A brief introductory overview of the environmental dimensions of Libya’s conflict, with facts, figures and further reading.
The fragmentation of Libya and its descent into civil war, which began following the 2011 uprisings and NATO intervention, has had as yet unquantified consequences for its environment. Islamic State has targeted oil infrastructure and urban areas have seen severe damage with governmental collapse resulting in the loss of environmental oversight and basic services.
Contrary to other armed groups in Libya, the strategy behind the Islamic State’s attacks on oil facilities this week is not purely military. It is also part of a wider strategy calling for the disruption of the oil industry, not only to affect opposing regimes but also western society and the global economy.
Numerous fires being reported across western #Libya in the last two weeks, this @sentinel_hub image is Khansaa Forest (غابة الخنساء) a park near az-Zawiyah to the west of #Tripoli h/t @Saddiktweets
#Libya the @NOC_Libya has criticised the LNA after its forces occupied Ras Lanuf oil port, warning that the move risks making the facility a military target, threatening damage to an environmentally hazardous site if taken by force https://t.co/76Ccy2bjL0
In June 2018, social media and OSINT were used to identify damage caused to an oil storage site in Libya caused by fighting between the LNA and a former PFG commander.
How the needs of conflict-affected communities in Southern Libya are being addressed. Communities in southern Libya crucially rely on water wells to extract water, which through the connection to the water well network, reaches peoples’ individual homes. Over the past few years, many wells have fallen into disrepair or were not connected to the electricity…
Communities living in proximity to the Abu Kammesh and Melittah Oil and Gas complex are concerned over rates of health problems linked to pollution from the sites.
Coverage of the health and environmental risks posed by the abandoned Abu Khammash chemical plant in northern Libya.
How a former chemical plant has been abandoned due to the conflict and now poses risks to the environment and local communities.
This profile provides an overview of climate risk issues in Libya, including how climate change will potentially impact agriculture, water resources, human health and coastal zones.
The Great Man-made River is a remarkable feat of engineering but the whole scheme could collapse if the mayhem in Libya continues.
This report focuses on environmental governance in Libya and was prepared as part of an EU project intended to create a shared environmental information system in the European neighbourhood.
This book offered signposts towards achieving Libyan environmental sustainability, finding that Libya was poised to become a world leader in sustainability should it have chosen to.

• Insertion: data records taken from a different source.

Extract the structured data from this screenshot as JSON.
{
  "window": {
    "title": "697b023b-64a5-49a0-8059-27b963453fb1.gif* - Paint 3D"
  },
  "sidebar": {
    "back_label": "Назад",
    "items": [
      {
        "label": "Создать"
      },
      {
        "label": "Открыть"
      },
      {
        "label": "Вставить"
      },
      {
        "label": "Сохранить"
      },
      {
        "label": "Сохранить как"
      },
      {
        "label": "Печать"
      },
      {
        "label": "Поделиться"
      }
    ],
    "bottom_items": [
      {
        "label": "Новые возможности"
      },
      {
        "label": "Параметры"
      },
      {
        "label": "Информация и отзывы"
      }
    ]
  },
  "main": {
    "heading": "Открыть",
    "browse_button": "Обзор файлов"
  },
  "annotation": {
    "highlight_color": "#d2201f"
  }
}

Harvard International Human Rights Clinic | Explosive Situation: Qaddafi’s Abandoned Weapons and the Threat to Libya’s Civilians

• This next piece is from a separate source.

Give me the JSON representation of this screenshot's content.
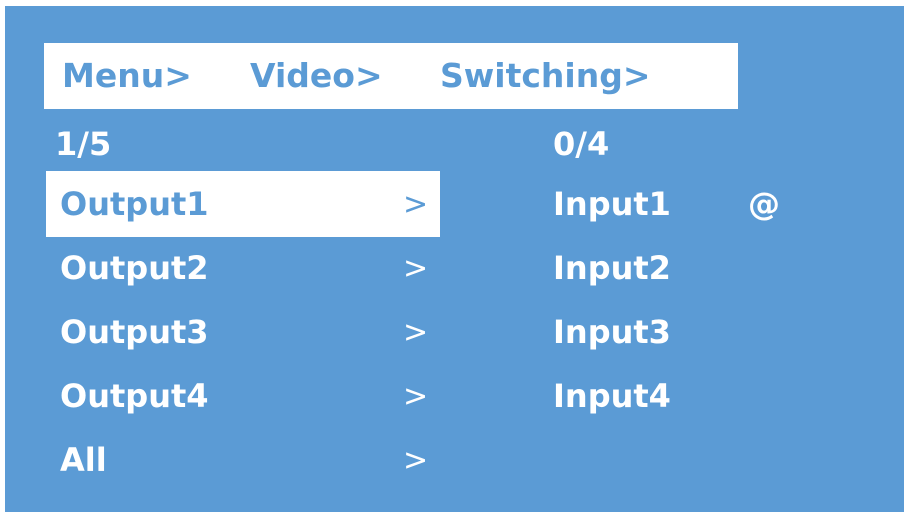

This report focuses on the impact on civilians of weapons that were once part of Qaddafi’s arsenal, but were not used in the conflict and are now held by various parties.
This report contains a compilation of information from national and international experts and from documentation available on marine and coastal biodiversity in Libya. It proposes and describes sites of conservation interest along the Libyan coast.